_Problem to work on_. State the number of lines in the records beneath that hold the word "users", and add nothing.

_Data under study_.

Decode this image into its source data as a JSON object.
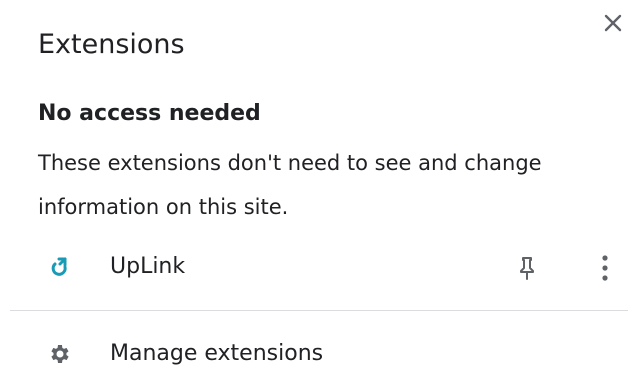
{
  "header": {
    "title": "Extensions",
    "close_icon": "close-icon"
  },
  "section": {
    "heading": "No access needed",
    "description": "These extensions don't need to see and change information on this site."
  },
  "extensions": [
    {
      "name": "UpLink",
      "icon": "uplink-icon",
      "icon_color": "#1a9bb5",
      "pin_icon": "pin-icon",
      "more_icon": "more-vertical-icon"
    }
  ],
  "footer": {
    "manage_label": "Manage extensions",
    "manage_icon": "gear-icon"
  },
  "colors": {
    "text": "#202124",
    "icon": "#5f6368",
    "divider": "#dadce0",
    "accent": "#1a9bb5"
  }
}
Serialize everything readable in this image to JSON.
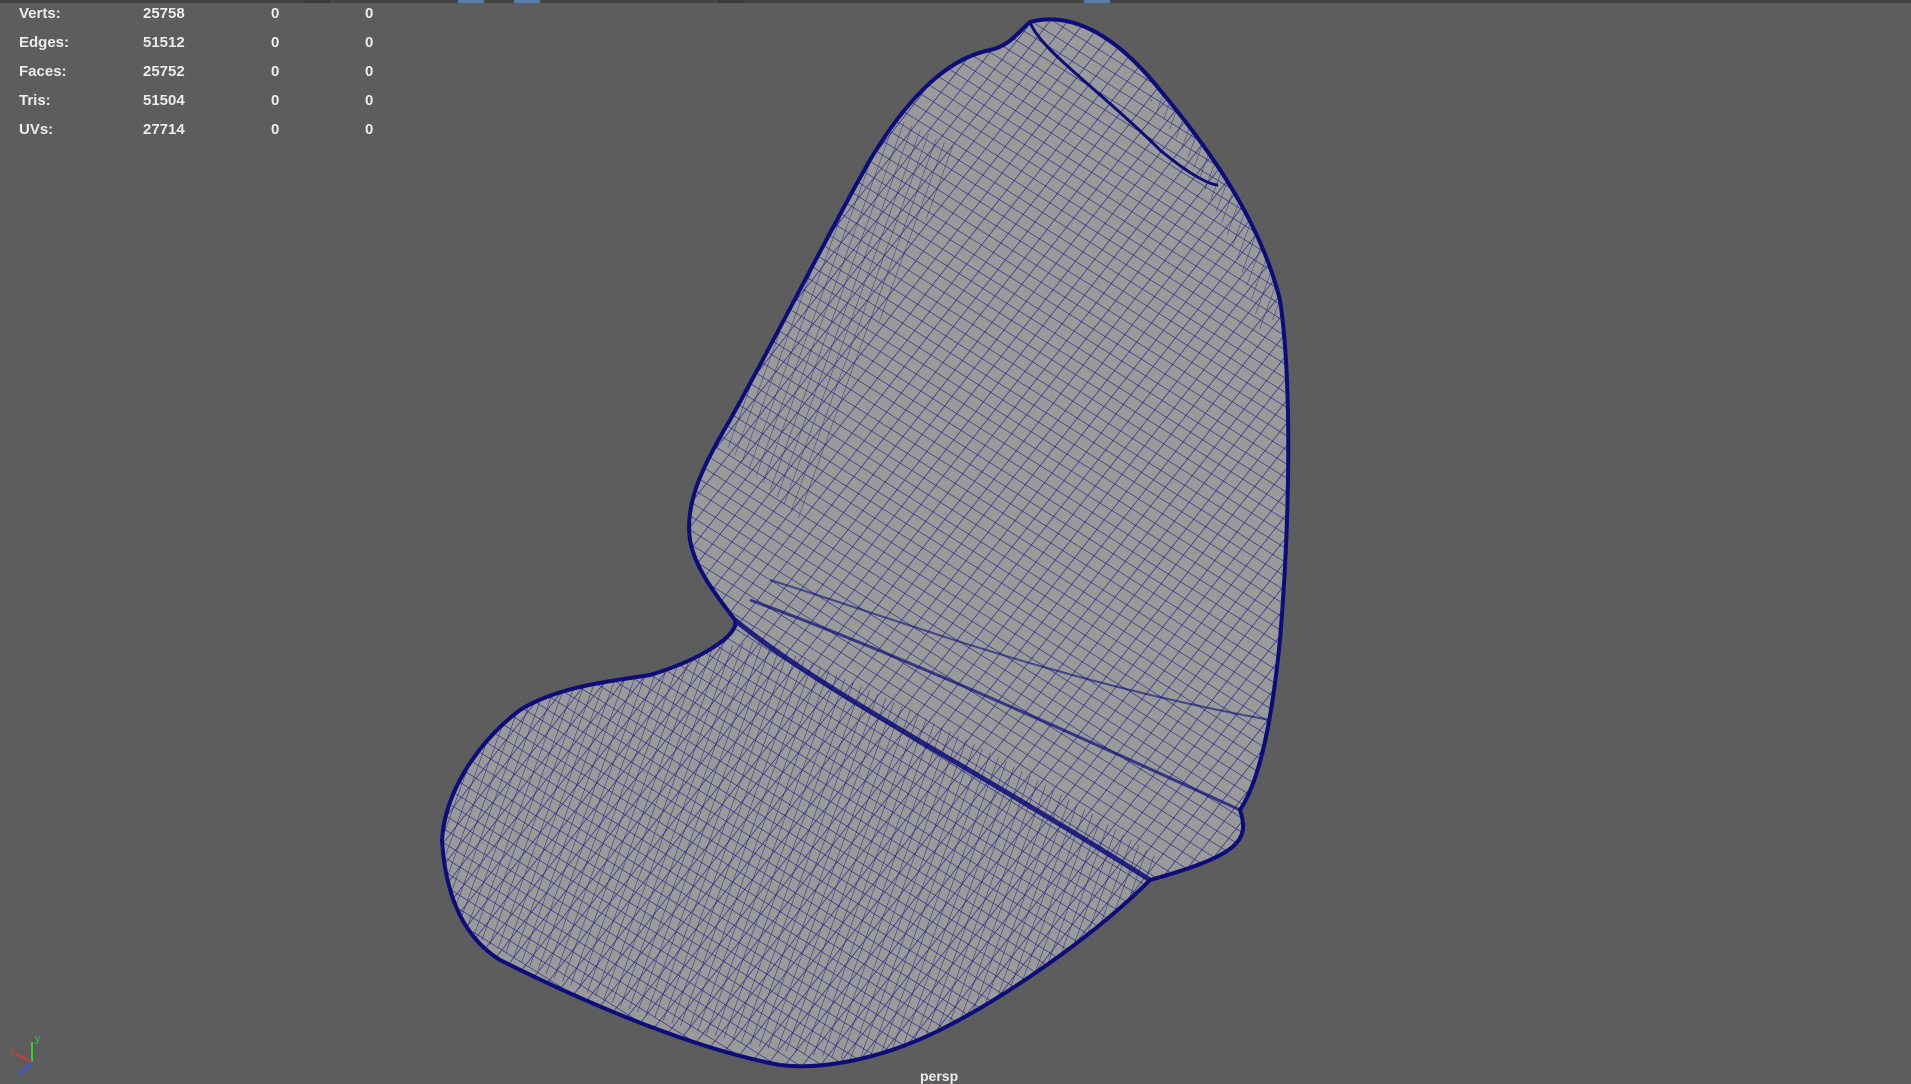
{
  "stats": [
    {
      "label": "Verts:",
      "values": [
        "25758",
        "0",
        "0"
      ]
    },
    {
      "label": "Edges:",
      "values": [
        "51512",
        "0",
        "0"
      ]
    },
    {
      "label": "Faces:",
      "values": [
        "25752",
        "0",
        "0"
      ]
    },
    {
      "label": "Tris:",
      "values": [
        "51504",
        "0",
        "0"
      ]
    },
    {
      "label": "UVs:",
      "values": [
        "27714",
        "0",
        "0"
      ]
    }
  ],
  "viewport": {
    "camera_label": "persp",
    "background_color": "#5d5d5d",
    "mesh_fill_color": "#9a9a9a",
    "wire_color": "#0c0c7a"
  },
  "axis": {
    "x": "x",
    "y": "y",
    "z": "z"
  },
  "icons": [
    "axis-gizmo-icon"
  ]
}
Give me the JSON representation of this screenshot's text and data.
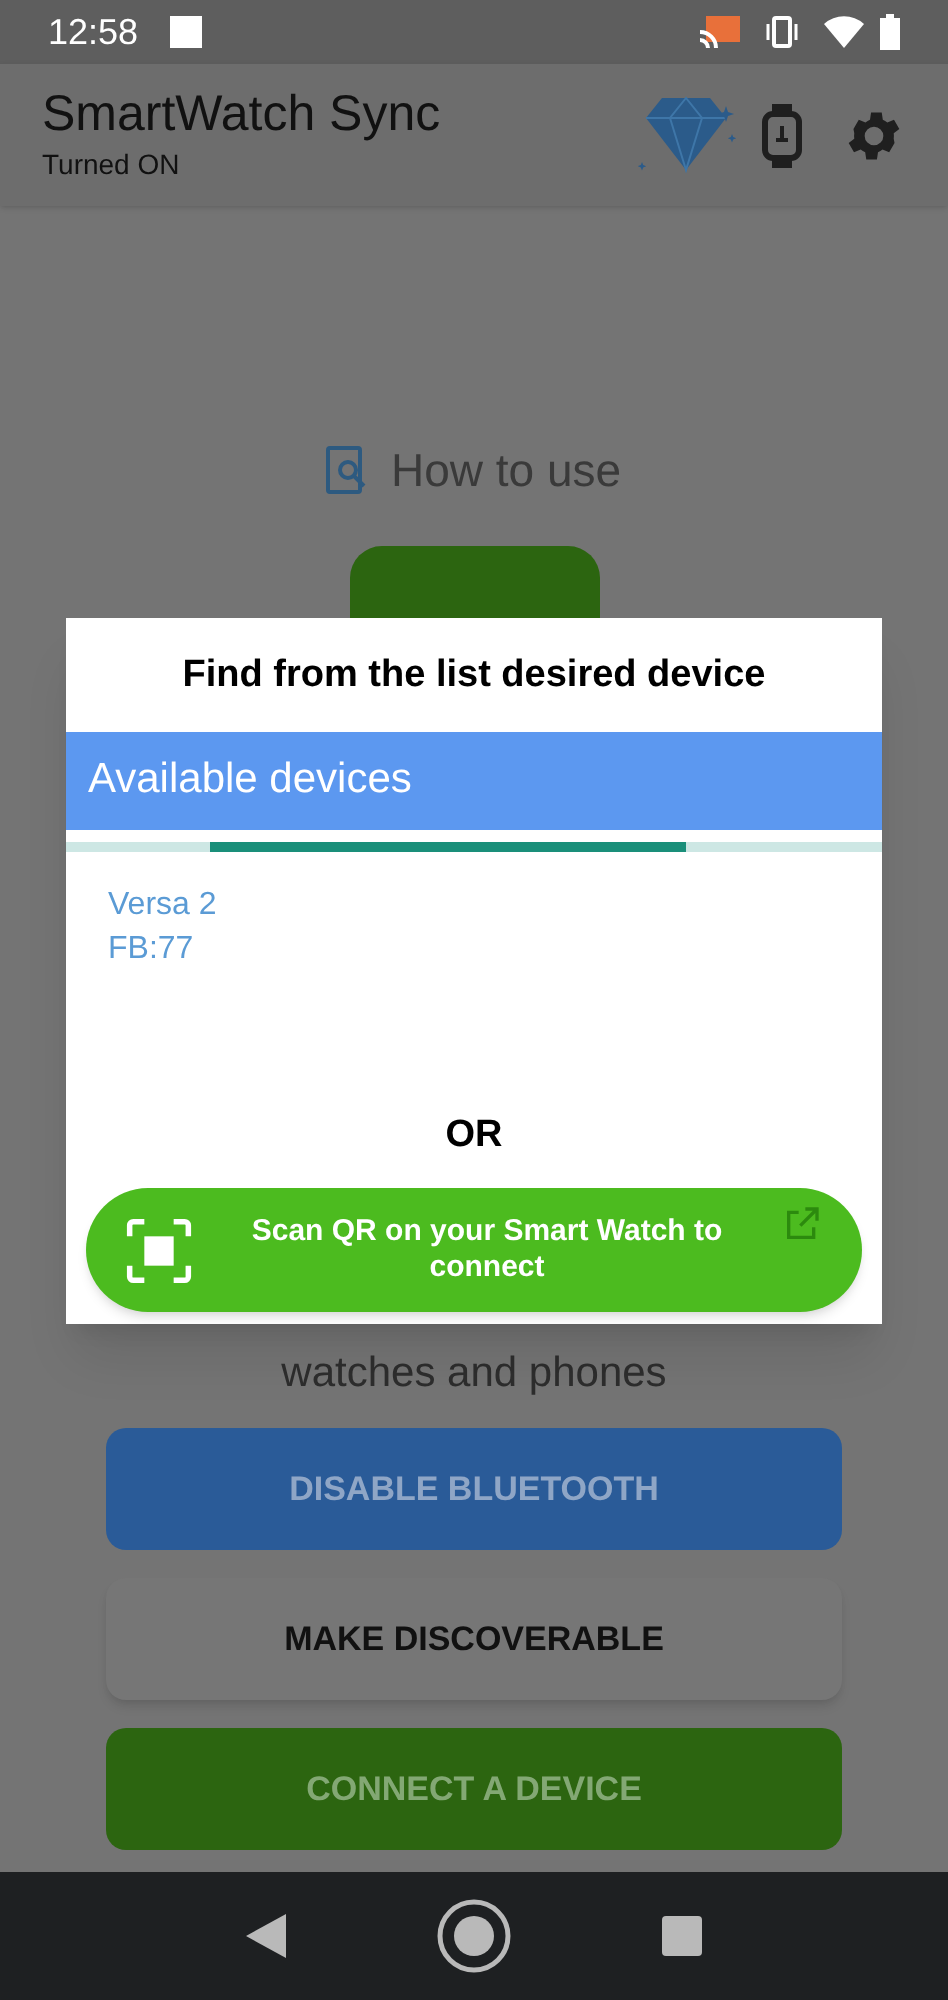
{
  "status_bar": {
    "time": "12:58"
  },
  "app_bar": {
    "title": "SmartWatch Sync",
    "subtitle": "Turned ON"
  },
  "how_to_use": {
    "label": "How to use"
  },
  "hint_text": "watches and phones",
  "buttons": [
    {
      "label": "DISABLE BLUETOOTH",
      "kind": "blue"
    },
    {
      "label": "MAKE DISCOVERABLE",
      "kind": "plain"
    },
    {
      "label": "CONNECT A DEVICE",
      "kind": "green"
    }
  ],
  "dialog": {
    "title": "Find from the list desired device",
    "header": "Available devices",
    "devices": [
      {
        "name": "Versa 2",
        "address": "FB:77"
      }
    ],
    "or_label": "OR",
    "scan_button": "Scan QR on your Smart Watch to connect"
  }
}
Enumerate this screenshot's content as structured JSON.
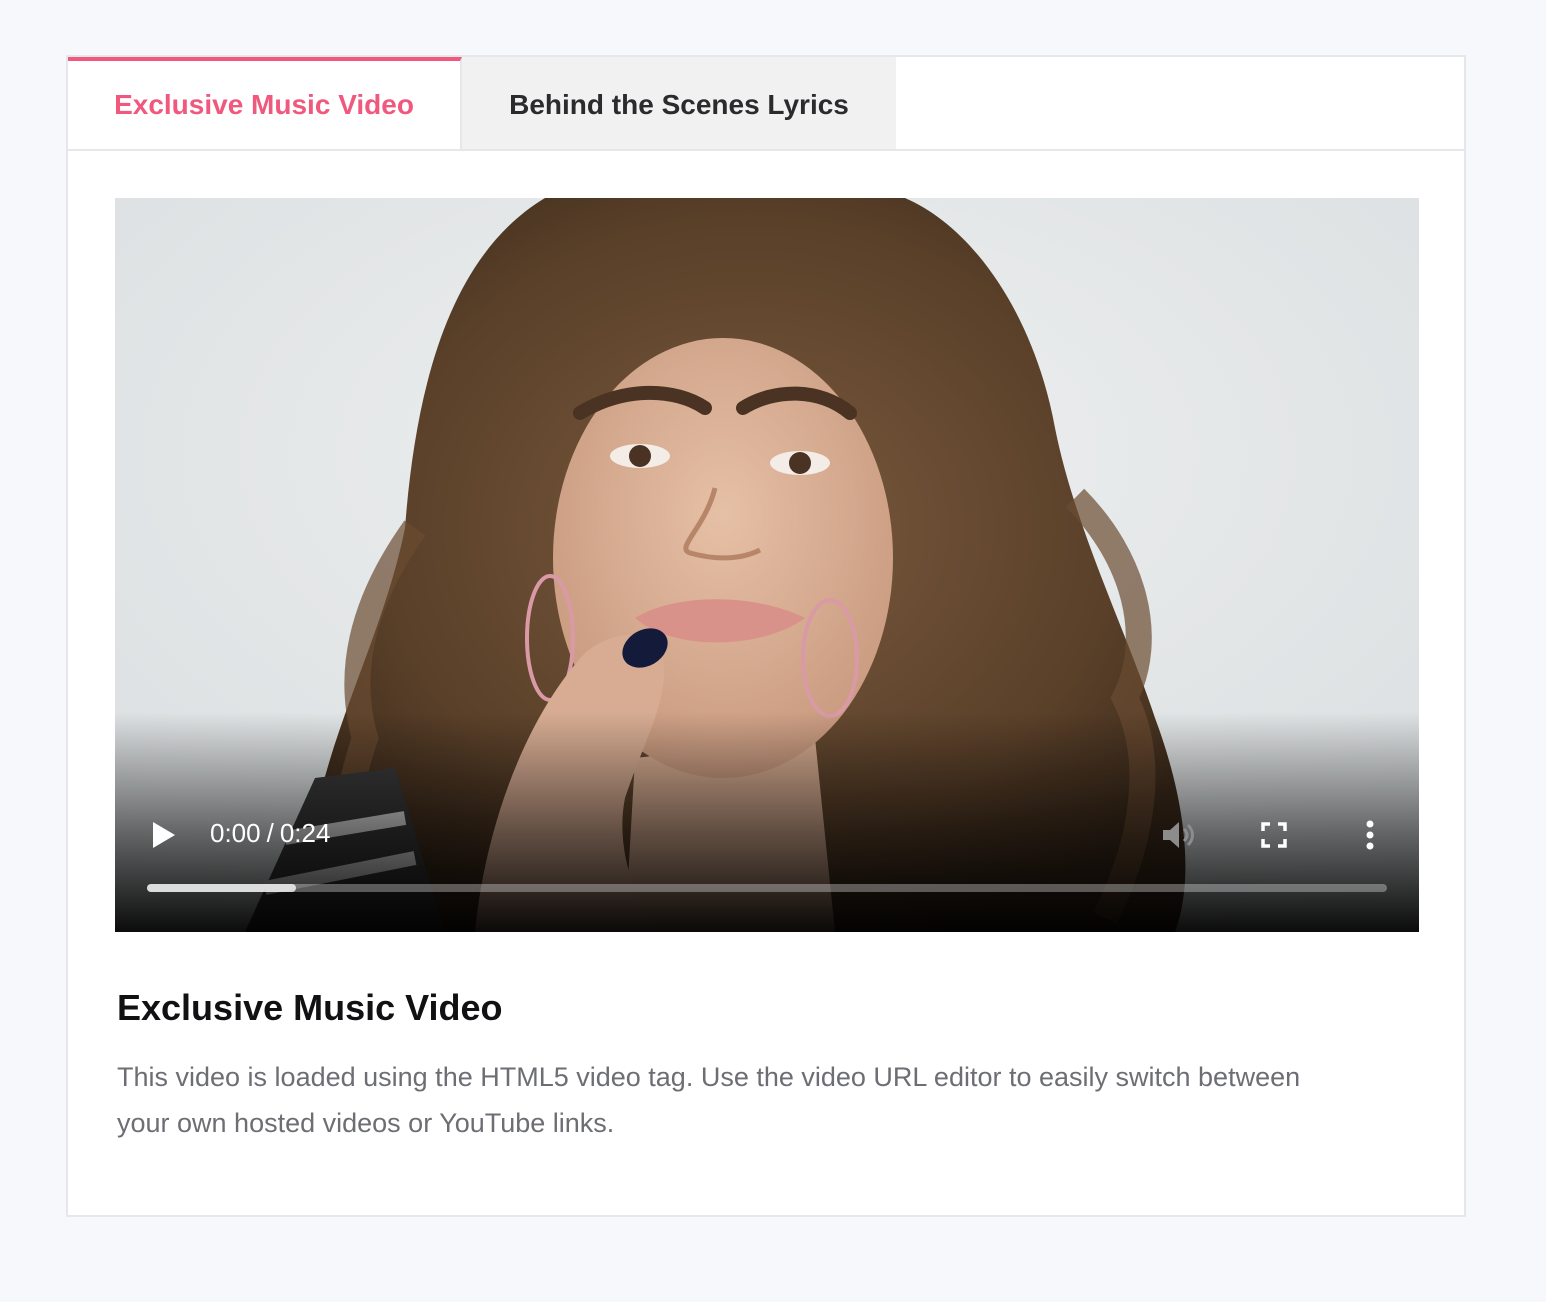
{
  "tabs": [
    {
      "label": "Exclusive Music Video",
      "active": true
    },
    {
      "label": "Behind the Scenes Lyrics",
      "active": false
    }
  ],
  "video": {
    "current_time": "0:00",
    "separator": "/",
    "duration": "0:24",
    "buffered_fraction": 0.12,
    "icons": [
      "play-icon",
      "volume-icon",
      "fullscreen-icon",
      "more-options-icon"
    ]
  },
  "content": {
    "title": "Exclusive Music Video",
    "description": "This video is loaded using the HTML5 video tag. Use the video URL editor to easily switch between your own hosted videos or YouTube links."
  },
  "colors": {
    "accent": "#f0587e",
    "tab_inactive_bg": "#f1f1f2",
    "page_bg": "#f7f8fc",
    "text_muted": "#6d6e73"
  }
}
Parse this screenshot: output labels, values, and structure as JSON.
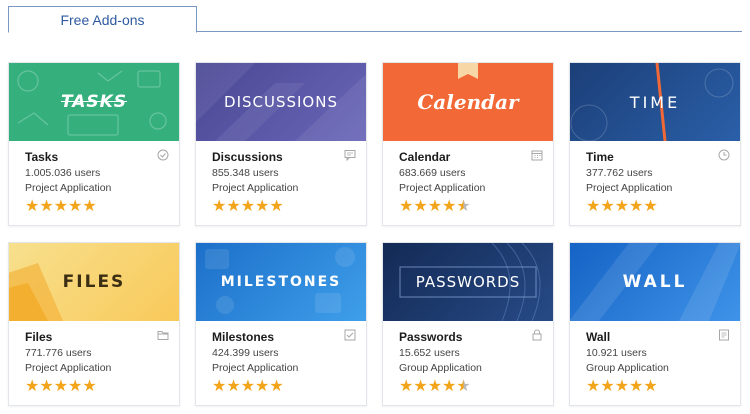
{
  "tabs": [
    {
      "label": "Free Add-ons"
    }
  ],
  "colors": {
    "star": "#f2a51a",
    "star_empty": "#b9b9b9",
    "tab_border": "#7a97c2",
    "tab_text": "#2f5aa0"
  },
  "cards": [
    {
      "banner": "TASKS",
      "name": "Tasks",
      "users": "1.005.036 users",
      "category": "Project Application",
      "rating": 5,
      "icon": "check-circle-icon",
      "color": "#35b07d"
    },
    {
      "banner": "DISCUSSIONS",
      "name": "Discussions",
      "users": "855.348 users",
      "category": "Project Application",
      "rating": 5,
      "icon": "comment-icon",
      "color": "#5551a6"
    },
    {
      "banner": "Calendar",
      "name": "Calendar",
      "users": "683.669 users",
      "category": "Project Application",
      "rating": 4.5,
      "icon": "calendar-icon",
      "color": "#f26836"
    },
    {
      "banner": "TIME",
      "name": "Time",
      "users": "377.762 users",
      "category": "Project Application",
      "rating": 5,
      "icon": "clock-icon",
      "color": "#1c3f78"
    },
    {
      "banner": "FILES",
      "name": "Files",
      "users": "771.776 users",
      "category": "Project Application",
      "rating": 5,
      "icon": "folder-icon",
      "color": "#f8d46f"
    },
    {
      "banner": "MILESTONES",
      "name": "Milestones",
      "users": "424.399 users",
      "category": "Project Application",
      "rating": 5,
      "icon": "checklist-icon",
      "color": "#1c6fc9"
    },
    {
      "banner": "PASSWORDS",
      "name": "Passwords",
      "users": "15.652 users",
      "category": "Group Application",
      "rating": 4.5,
      "icon": "lock-icon",
      "color": "#132a55"
    },
    {
      "banner": "WALL",
      "name": "Wall",
      "users": "10.921 users",
      "category": "Group Application",
      "rating": 5,
      "icon": "document-icon",
      "color": "#1563c5"
    }
  ]
}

_Output below_. 8